Attorneys, judges and others interviewed by LaPolitics expect 15 to 20 district judge races this year.
"I feel like I'm under siege," an attorney said recently over drinks at Galatoire's Bistro in Baton Rouge. "We all do. Every time I turn around somebody wants a check. District attorney races. The judges. They're killing us."
As a requirement for running for Congress in the 6th District, former Gov. Edwin Edwards has filed his financial disclosure statement with the U.S. House showing his income in 2013 totaling $242,787.
Unlike those swindled by Bernie Madoff, the victims of Texas businessman Robert Allen Stanford’s Ponzi scheme won’t be getting any relief from the Securities Investor Protection Corp.’s emergency fund after a recent appellate court ruling.
Tuesday's Blogs from the Bog!
Prince George turns 1 today; crash victims' bodies headed home; homeless attacked in New Mexico and more national and international news for Tuesday, July 22, 2014.

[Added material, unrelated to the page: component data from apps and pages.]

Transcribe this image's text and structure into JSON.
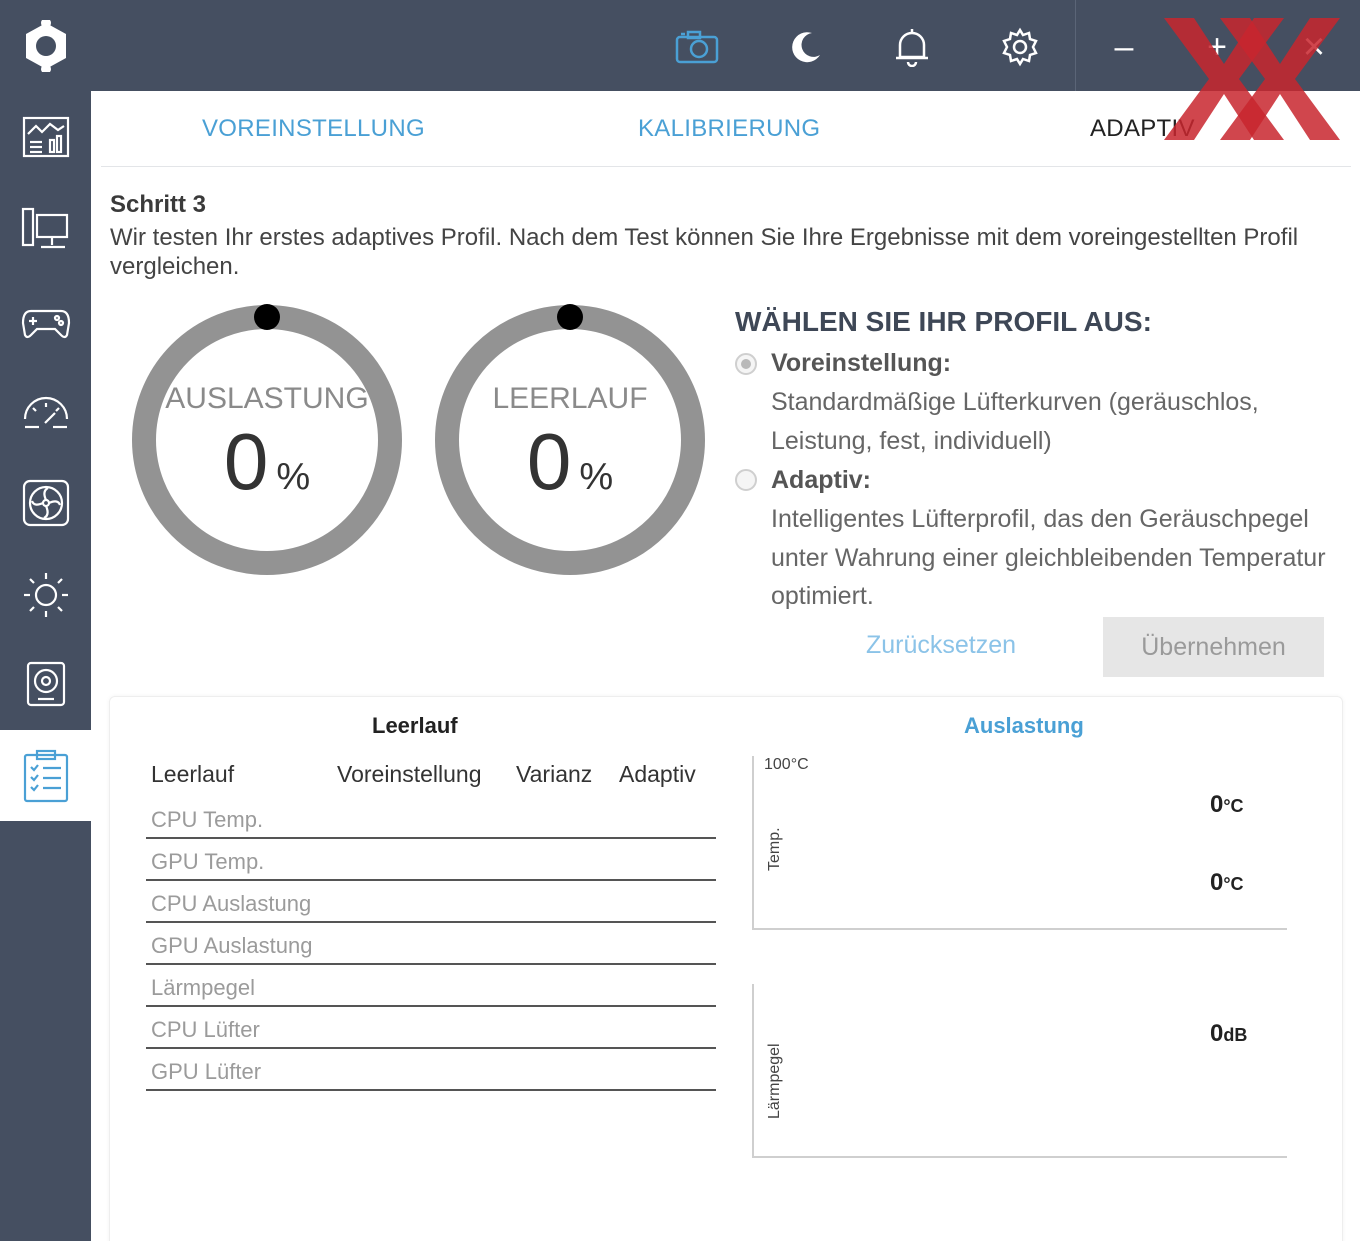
{
  "window": {
    "controls": {
      "minimize": "–",
      "maximize": "+",
      "close": "×"
    }
  },
  "colors": {
    "topbar": "#454f61",
    "accent": "#4aa0d5",
    "watermark": "#c8262e"
  },
  "tabs": [
    {
      "label": "VOREINSTELLUNG"
    },
    {
      "label": "KALIBRIERUNG"
    },
    {
      "label": "ADAPTIV"
    }
  ],
  "step": {
    "title": "Schritt 3",
    "description": "Wir testen Ihr erstes adaptives Profil. Nach dem Test können Sie Ihre Ergebnisse mit dem voreingestellten Profil vergleichen."
  },
  "gauges": [
    {
      "label": "AUSLASTUNG",
      "value": "0",
      "unit": "%"
    },
    {
      "label": "LEERLAUF",
      "value": "0",
      "unit": "%"
    }
  ],
  "profile": {
    "title": "WÄHLEN SIE IHR PROFIL AUS:",
    "options": [
      {
        "title": "Voreinstellung:",
        "description": "Standardmäßige Lüfterkurven (geräuschlos, Leistung, fest, individuell)",
        "selected": true
      },
      {
        "title": "Adaptiv:",
        "description": "Intelligentes Lüfterprofil, das den Geräuschpegel unter Wahrung einer gleichbleibenden Temperatur optimiert.",
        "selected": false
      }
    ],
    "reset_label": "Zurücksetzen",
    "apply_label": "Übernehmen"
  },
  "results": {
    "left_title": "Leerlauf",
    "right_title": "Auslastung",
    "table": {
      "headers": [
        "Leerlauf",
        "Voreinstellung",
        "Varianz",
        "Adaptiv"
      ],
      "rows": [
        "CPU Temp.",
        "GPU Temp.",
        "CPU Auslastung",
        "GPU Auslastung",
        "Lärmpegel",
        "CPU Lüfter",
        "GPU Lüfter"
      ]
    },
    "temp_chart": {
      "axis_label": "Temp.",
      "max_label": "100°C",
      "readouts": [
        {
          "value": "0",
          "unit": "°C"
        },
        {
          "value": "0",
          "unit": "°C"
        }
      ]
    },
    "noise_chart": {
      "axis_label": "Lärmpegel",
      "readouts": [
        {
          "value": "0",
          "unit": "dB"
        }
      ]
    }
  },
  "watermark": {
    "text": "XX"
  }
}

The legal challenge is part of a continuing struggle over Common Core, which has become controversial since the Board of Elementary and Secondary Education adopted the standards in 2010.
The lone Democrat to announce he's running for governor, state Rep. John Bel Edwards, criticized Republican Gov. Bobby Jindal's budgeting tactics as "running the state like a big Ponzi scheme."

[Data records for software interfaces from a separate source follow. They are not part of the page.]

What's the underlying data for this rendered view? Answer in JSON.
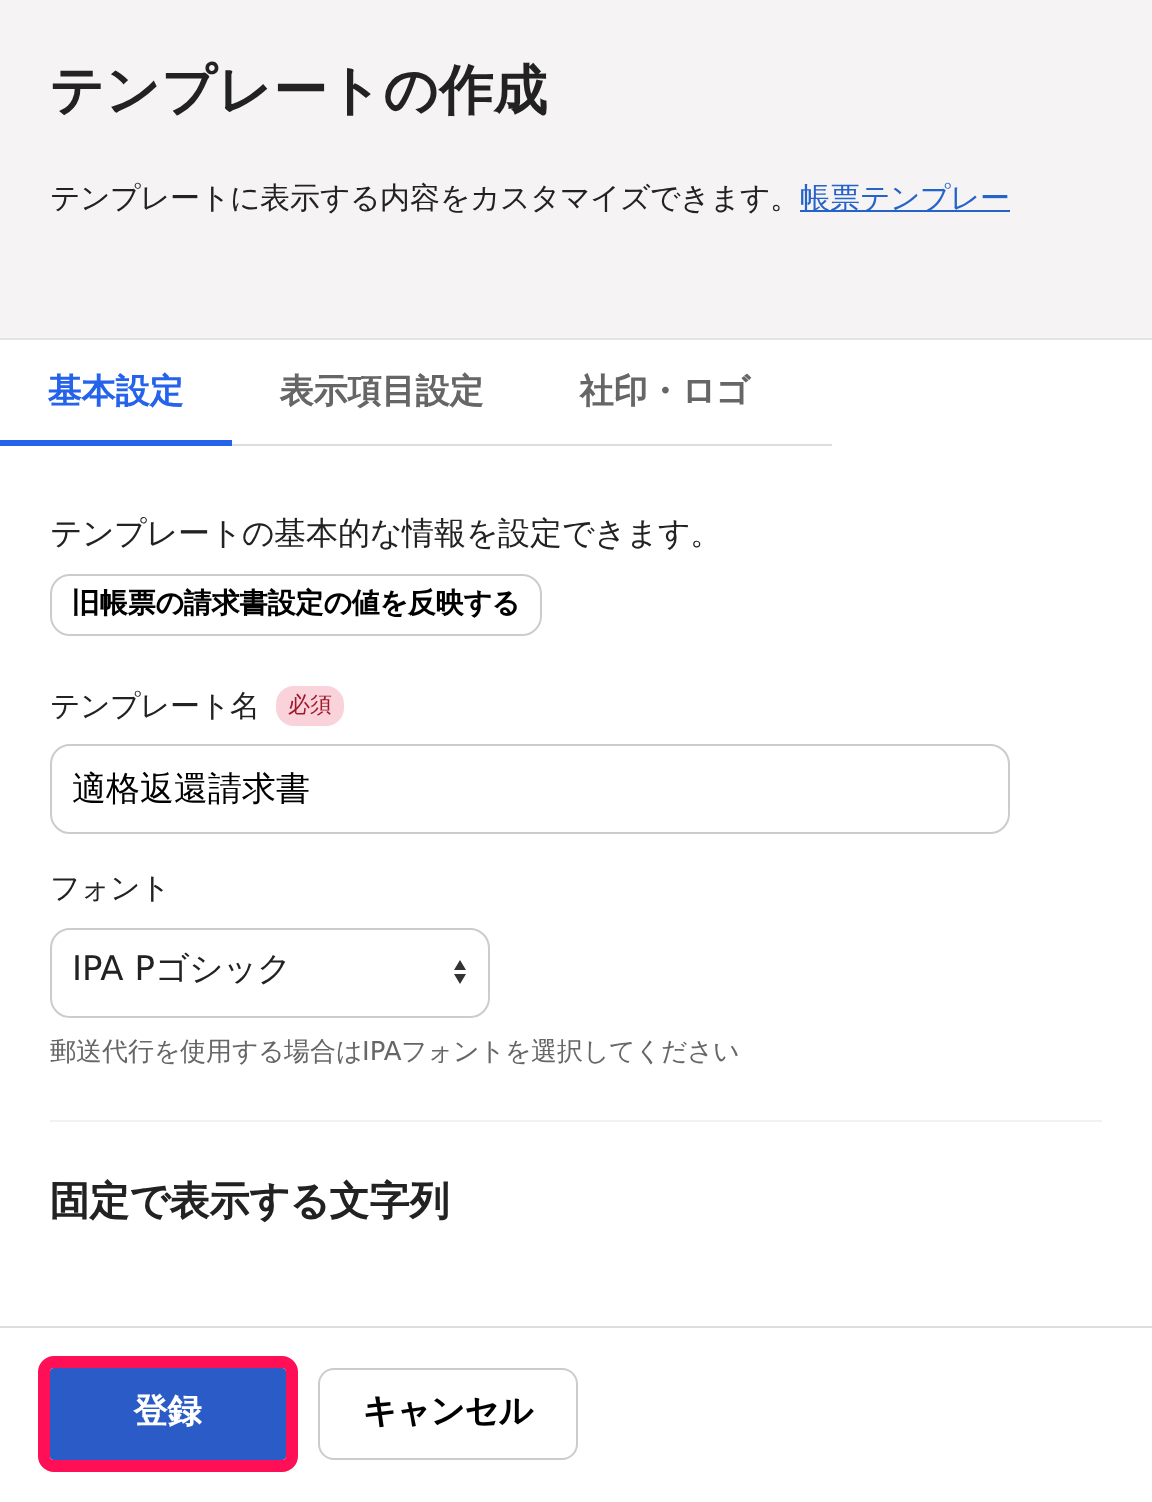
{
  "header": {
    "title": "テンプレートの作成",
    "description": "テンプレートに表示する内容をカスタマイズできます。",
    "link": "帳票テンプレー"
  },
  "tabs": [
    {
      "label": "基本設定",
      "selected": true
    },
    {
      "label": "表示項目設定",
      "selected": false
    },
    {
      "label": "社印・ロゴ",
      "selected": false
    }
  ],
  "intro": "テンプレートの基本的な情報を設定できます。",
  "apply_button": "旧帳票の請求書設定の値を反映する",
  "template_name": {
    "label": "テンプレート名",
    "badge": "必須",
    "value": "適格返還請求書"
  },
  "font": {
    "label": "フォント",
    "value": "IPA Pゴシック",
    "help": "郵送代行を使用する場合はIPAフォントを選択してください"
  },
  "section_title": "固定で表示する文字列",
  "footer_buttons": [
    {
      "label": "登録",
      "kind": "primary",
      "highlighted": true
    },
    {
      "label": "キャンセル",
      "kind": "secondary",
      "highlighted": false
    }
  ]
}
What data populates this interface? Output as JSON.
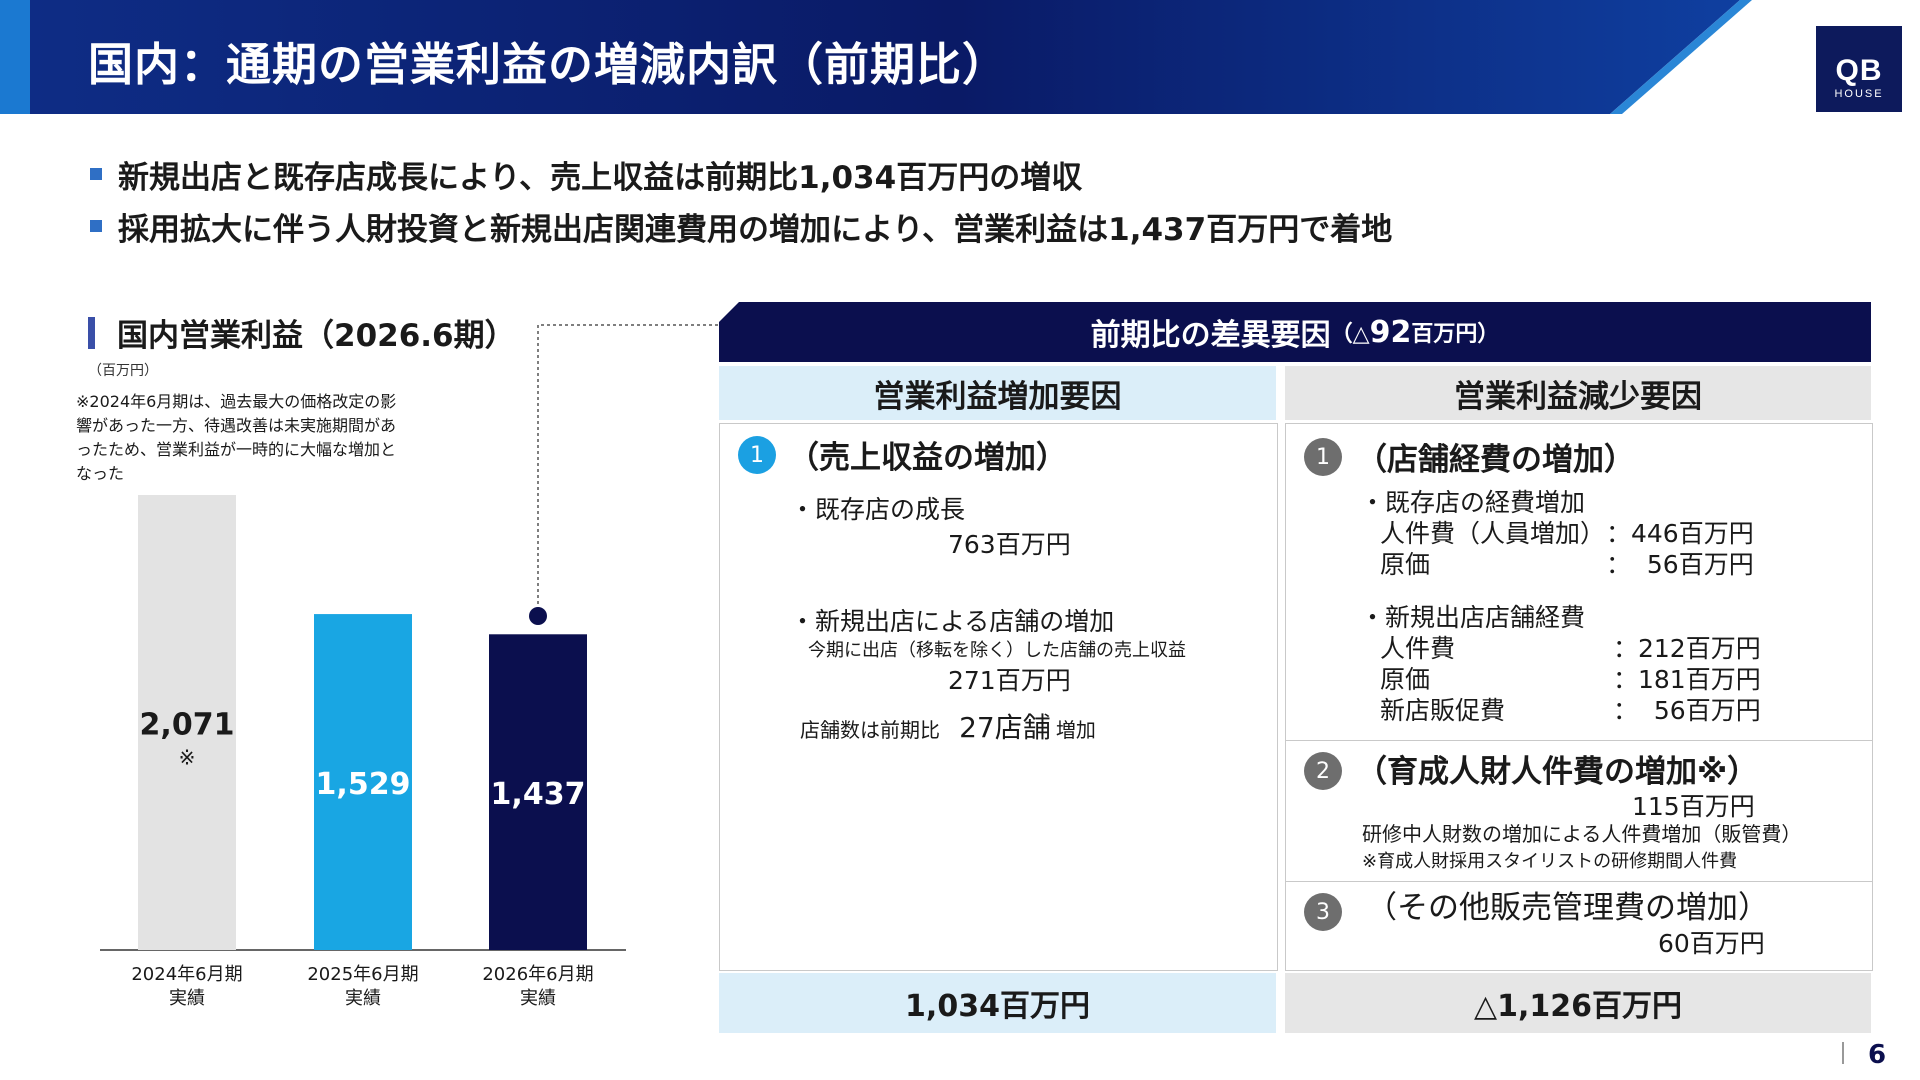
{
  "header": {
    "title": "国内：通期の営業利益の増減内訳（前期比）",
    "logo": {
      "main": "QB",
      "sub": "HOUSE"
    }
  },
  "bullets": [
    "新規出店と既存店成長により、売上収益は前期比1,034百万円の増収",
    "採用拡大に伴う人財投資と新規出店関連費用の増加により、営業利益は1,437百万円で着地"
  ],
  "chart_section": {
    "title": "国内営業利益（2026.6期）",
    "unit": "（百万円）",
    "note": "※2024年6月期は、過去最大の価格改定の影響があった一方、待遇改善は未実施期間があったため、営業利益が一時的に大幅な増加となった"
  },
  "chart_data": {
    "type": "bar",
    "title": "国内営業利益（2026.6期）",
    "unit": "（百万円）",
    "categories": [
      [
        "2024年6月期",
        "実績"
      ],
      [
        "2025年6月期",
        "実績"
      ],
      [
        "2026年6月期",
        "実績"
      ]
    ],
    "values": [
      2071,
      1529,
      1437
    ],
    "value_labels": [
      "2,071",
      "1,529",
      "1,437"
    ],
    "value_notes": [
      "※",
      "",
      ""
    ],
    "colors": [
      "#e3e3e3",
      "#19a6e3",
      "#0b0f4e"
    ],
    "label_colors": [
      "#1a1a1a",
      "#ffffff",
      "#ffffff"
    ],
    "ylim": [
      0,
      2071
    ]
  },
  "table": {
    "header_main": "前期比の差異要因",
    "header_open": "（△",
    "header_num": "92",
    "header_unit": "百万円）",
    "increase": {
      "title": "営業利益増加要因",
      "item1": {
        "num": "1",
        "heading": "（売上収益の増加）",
        "line1": "・既存店の成長",
        "amount1": "763百万円",
        "line2": "・新規出店による店舗の増加",
        "line2_sub": "今期に出店（移転を除く）した店舗の売上収益",
        "amount2": "271百万円",
        "store_prefix": "店舗数は前期比",
        "store_num": "27店舗",
        "store_suffix": "増加"
      },
      "total": "1,034百万円"
    },
    "decrease": {
      "title": "営業利益減少要因",
      "item1": {
        "num": "1",
        "heading": "（店舗経費の増加）",
        "sub1": "・既存店の経費増加",
        "rows1": [
          {
            "label": "人件費（人員増加）",
            "value": "：446百万円"
          },
          {
            "label": "原価",
            "value": "：  56百万円"
          }
        ],
        "sub2": "・新規出店店舗経費",
        "rows2": [
          {
            "label": "人件費",
            "value": "：212百万円"
          },
          {
            "label": "原価",
            "value": "：181百万円"
          },
          {
            "label": "新店販促費",
            "value": "：  56百万円"
          }
        ]
      },
      "item2": {
        "num": "2",
        "heading": "（育成人財人件費の増加※）",
        "amount": "115百万円",
        "desc": "研修中人財数の増加による人件費増加（販管費）",
        "note": "※育成人財採用スタイリストの研修期間人件費"
      },
      "item3": {
        "num": "3",
        "heading": "（その他販売管理費の増加）",
        "amount": "60百万円"
      },
      "total": "△1,126百万円"
    }
  },
  "page_number": "6"
}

State police have arrested a 42-year-old Kaplan man in the July 7 hit and run fatality crash that killed a bicyclist on Louisiana Highway 92 near Milton.
Republican U.S. Rep. Bill Cassidy has picked up support for his U.S. Senate campaign from a former GOP competitor.
Lisa Hargis Smith lived a mysterious life as seen with her death earlier this month and its impact on the community of those who knew her, whether as a star student in Lafayette High’s class of ‘69, or later as a woman struggling with homelessness and mental illness.
Attorney Valerie Gotch Garrett will announce on Tuesday that she plans to run for the Division E seat of the 15th Judicial District Court.
Back in 2012, three Baton Rouge attorneys came to the aid of several disgruntled police officers with a high-profile lawsuit against the Lafayette Police chief and a number of higher-ups in city-parish government, but in a federal courtroom Thursday, their claims of conspiracy coupled with a lack of evidence backfired and the case was dismissed.
Gov. Bobby Jindal's administration intends to rework how it pays the private managed care networks that provide health services to two-thirds of Louisiana's Medicaid patients.
Gov. Bobby Jindal's administration is raising health insurance rates and cutting benefits for state employees and retirees, to keep their insurance program solvent.
Local, state and federal law enforcement officials spent much of Thursday reviewing their reaction to this week’s bomb threat, which led to the closure and evacuation of UL Lafayette and Girard Park, and a massive search Wednesday for two alleged explosive devices.
"We're not in a better place from the policy perspective than we were two weeks ago," says Education Superintendent John White, commenting on Thursday's face-to-face meeting with Gov. Bobby Jindal to discuss their dispute over Common Core.
Gov. Bobby Jindal appears to remain unmoved by offers of a compromise on procuring testing materials tied to the Common Core based on a terse statement his office released following a meeting Thursday with Superintendent John White.
Wednesday's Senate vote on contraception legislation is the latest example of Democrats' win-by-losing strategy, which forces Republicans to vote on sensitive matters that might rile women this fall.
A benefit will be held tonight at Romacelli Bistro in Youngsville to raise money for the family of fallen cyclist Lon Lomas.
After weeks of public disagreement, Gov. Bobby Jindal and Education Superintendent John White are sitting down to talk about standardized testing for the upcoming school year.
Two members of the Lafayette Parish law enforcement community who also serve on the Lafayette Parish Communications District will not be allowed to apply for the paid position of director of the agency.
After determining that the two reported bomb-like devices at Girard Park and UL Lafayette this morning were non-explosive, authorities have lifted the barricades, and an investigation into who was responsible is now under way.